■ WORK ITEM ■
Report back each line of the data that contains the word "photo".

■ PROVIDED RECORDS ■
----
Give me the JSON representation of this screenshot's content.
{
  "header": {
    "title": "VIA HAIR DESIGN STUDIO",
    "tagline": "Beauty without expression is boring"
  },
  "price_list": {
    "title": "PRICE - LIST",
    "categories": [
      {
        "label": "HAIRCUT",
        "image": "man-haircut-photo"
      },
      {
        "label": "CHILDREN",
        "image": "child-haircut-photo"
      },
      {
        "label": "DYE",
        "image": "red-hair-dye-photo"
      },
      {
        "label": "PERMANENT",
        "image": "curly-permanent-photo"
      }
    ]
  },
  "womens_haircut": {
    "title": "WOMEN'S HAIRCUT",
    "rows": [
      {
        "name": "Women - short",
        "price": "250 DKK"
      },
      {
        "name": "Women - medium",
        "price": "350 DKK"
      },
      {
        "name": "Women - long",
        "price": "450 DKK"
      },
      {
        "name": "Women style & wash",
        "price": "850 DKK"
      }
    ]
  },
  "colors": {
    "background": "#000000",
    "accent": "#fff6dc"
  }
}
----
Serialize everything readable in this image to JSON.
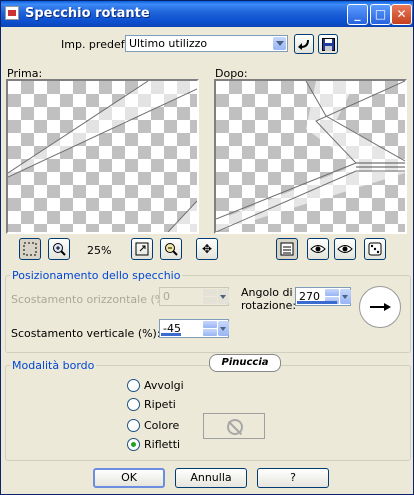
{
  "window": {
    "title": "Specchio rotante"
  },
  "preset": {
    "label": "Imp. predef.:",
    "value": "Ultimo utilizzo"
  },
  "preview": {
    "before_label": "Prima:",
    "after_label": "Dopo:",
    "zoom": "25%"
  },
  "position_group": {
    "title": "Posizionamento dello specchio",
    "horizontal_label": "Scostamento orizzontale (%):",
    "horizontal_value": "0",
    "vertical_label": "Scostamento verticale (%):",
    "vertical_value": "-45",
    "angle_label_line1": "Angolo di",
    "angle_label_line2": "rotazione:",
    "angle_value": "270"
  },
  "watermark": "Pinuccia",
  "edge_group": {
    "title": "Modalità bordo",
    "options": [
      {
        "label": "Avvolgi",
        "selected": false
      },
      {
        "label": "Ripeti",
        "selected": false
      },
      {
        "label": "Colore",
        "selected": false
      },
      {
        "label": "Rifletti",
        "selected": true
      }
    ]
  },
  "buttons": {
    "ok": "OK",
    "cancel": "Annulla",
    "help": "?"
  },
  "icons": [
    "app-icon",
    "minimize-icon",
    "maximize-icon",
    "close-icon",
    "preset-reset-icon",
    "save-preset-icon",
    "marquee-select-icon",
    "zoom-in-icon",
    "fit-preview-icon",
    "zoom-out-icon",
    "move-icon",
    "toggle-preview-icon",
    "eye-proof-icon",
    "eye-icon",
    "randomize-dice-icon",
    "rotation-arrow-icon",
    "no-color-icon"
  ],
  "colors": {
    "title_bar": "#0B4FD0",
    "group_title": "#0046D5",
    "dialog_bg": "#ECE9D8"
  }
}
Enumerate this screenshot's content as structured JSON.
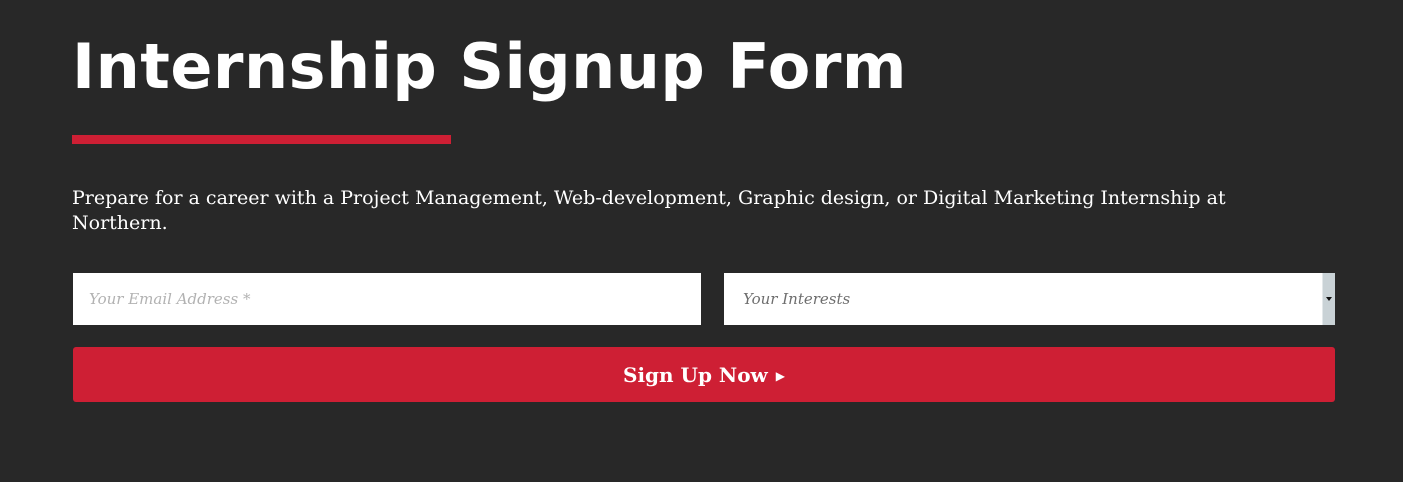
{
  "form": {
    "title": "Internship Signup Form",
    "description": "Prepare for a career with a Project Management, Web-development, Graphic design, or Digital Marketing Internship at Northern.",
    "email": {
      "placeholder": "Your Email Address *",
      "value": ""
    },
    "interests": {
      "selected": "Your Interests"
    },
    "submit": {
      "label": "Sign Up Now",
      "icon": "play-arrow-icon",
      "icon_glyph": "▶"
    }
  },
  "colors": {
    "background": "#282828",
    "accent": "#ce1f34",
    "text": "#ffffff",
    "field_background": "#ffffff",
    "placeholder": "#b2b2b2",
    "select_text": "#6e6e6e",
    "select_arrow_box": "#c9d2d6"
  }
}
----
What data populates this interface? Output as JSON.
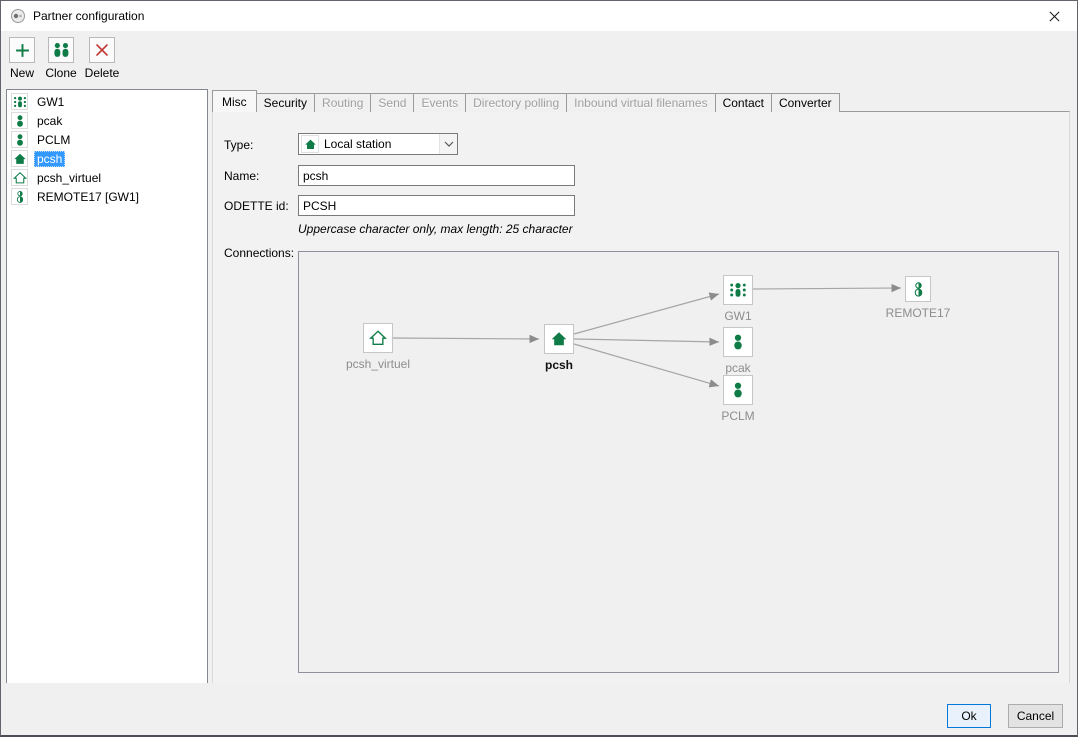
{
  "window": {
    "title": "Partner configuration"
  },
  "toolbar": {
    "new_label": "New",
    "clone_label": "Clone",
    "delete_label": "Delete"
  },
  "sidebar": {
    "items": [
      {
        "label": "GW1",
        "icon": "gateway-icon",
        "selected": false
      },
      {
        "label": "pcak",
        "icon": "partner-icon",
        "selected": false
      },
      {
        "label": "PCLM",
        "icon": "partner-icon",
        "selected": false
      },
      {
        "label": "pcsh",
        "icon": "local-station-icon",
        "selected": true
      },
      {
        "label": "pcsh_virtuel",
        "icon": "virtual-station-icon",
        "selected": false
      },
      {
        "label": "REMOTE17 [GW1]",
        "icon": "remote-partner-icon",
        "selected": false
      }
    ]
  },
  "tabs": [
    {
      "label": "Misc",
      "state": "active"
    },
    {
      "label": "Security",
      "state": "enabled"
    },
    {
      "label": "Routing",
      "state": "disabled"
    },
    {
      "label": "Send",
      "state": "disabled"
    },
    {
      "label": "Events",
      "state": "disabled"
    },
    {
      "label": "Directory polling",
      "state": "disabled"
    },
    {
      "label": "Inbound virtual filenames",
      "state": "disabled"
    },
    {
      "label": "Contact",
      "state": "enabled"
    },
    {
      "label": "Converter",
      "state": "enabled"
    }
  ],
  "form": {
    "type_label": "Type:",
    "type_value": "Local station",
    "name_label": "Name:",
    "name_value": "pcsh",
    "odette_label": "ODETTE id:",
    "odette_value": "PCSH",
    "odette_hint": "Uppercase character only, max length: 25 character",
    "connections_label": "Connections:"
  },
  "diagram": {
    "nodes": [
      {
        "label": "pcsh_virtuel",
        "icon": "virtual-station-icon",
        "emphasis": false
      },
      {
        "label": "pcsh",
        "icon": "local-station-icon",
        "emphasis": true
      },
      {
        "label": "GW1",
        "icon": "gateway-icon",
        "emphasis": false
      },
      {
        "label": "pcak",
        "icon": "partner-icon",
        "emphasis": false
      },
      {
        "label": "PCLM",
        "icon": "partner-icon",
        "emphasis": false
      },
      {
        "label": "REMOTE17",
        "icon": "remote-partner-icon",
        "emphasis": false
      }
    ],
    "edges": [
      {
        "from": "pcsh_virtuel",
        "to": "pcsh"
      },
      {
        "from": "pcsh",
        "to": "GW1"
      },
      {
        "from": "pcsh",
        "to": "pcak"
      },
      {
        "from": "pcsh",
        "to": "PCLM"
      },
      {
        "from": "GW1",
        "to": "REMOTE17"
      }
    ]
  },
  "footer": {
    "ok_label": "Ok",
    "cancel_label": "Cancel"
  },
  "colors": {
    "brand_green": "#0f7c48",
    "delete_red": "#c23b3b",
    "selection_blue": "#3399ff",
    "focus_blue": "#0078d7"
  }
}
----
■ FINAL ANSWER ■
        "image": "man-haircut-photo"
        "image": "child-haircut-photo"
        "image": "red-hair-dye-photo"
        "image": "curly-permanent-photo"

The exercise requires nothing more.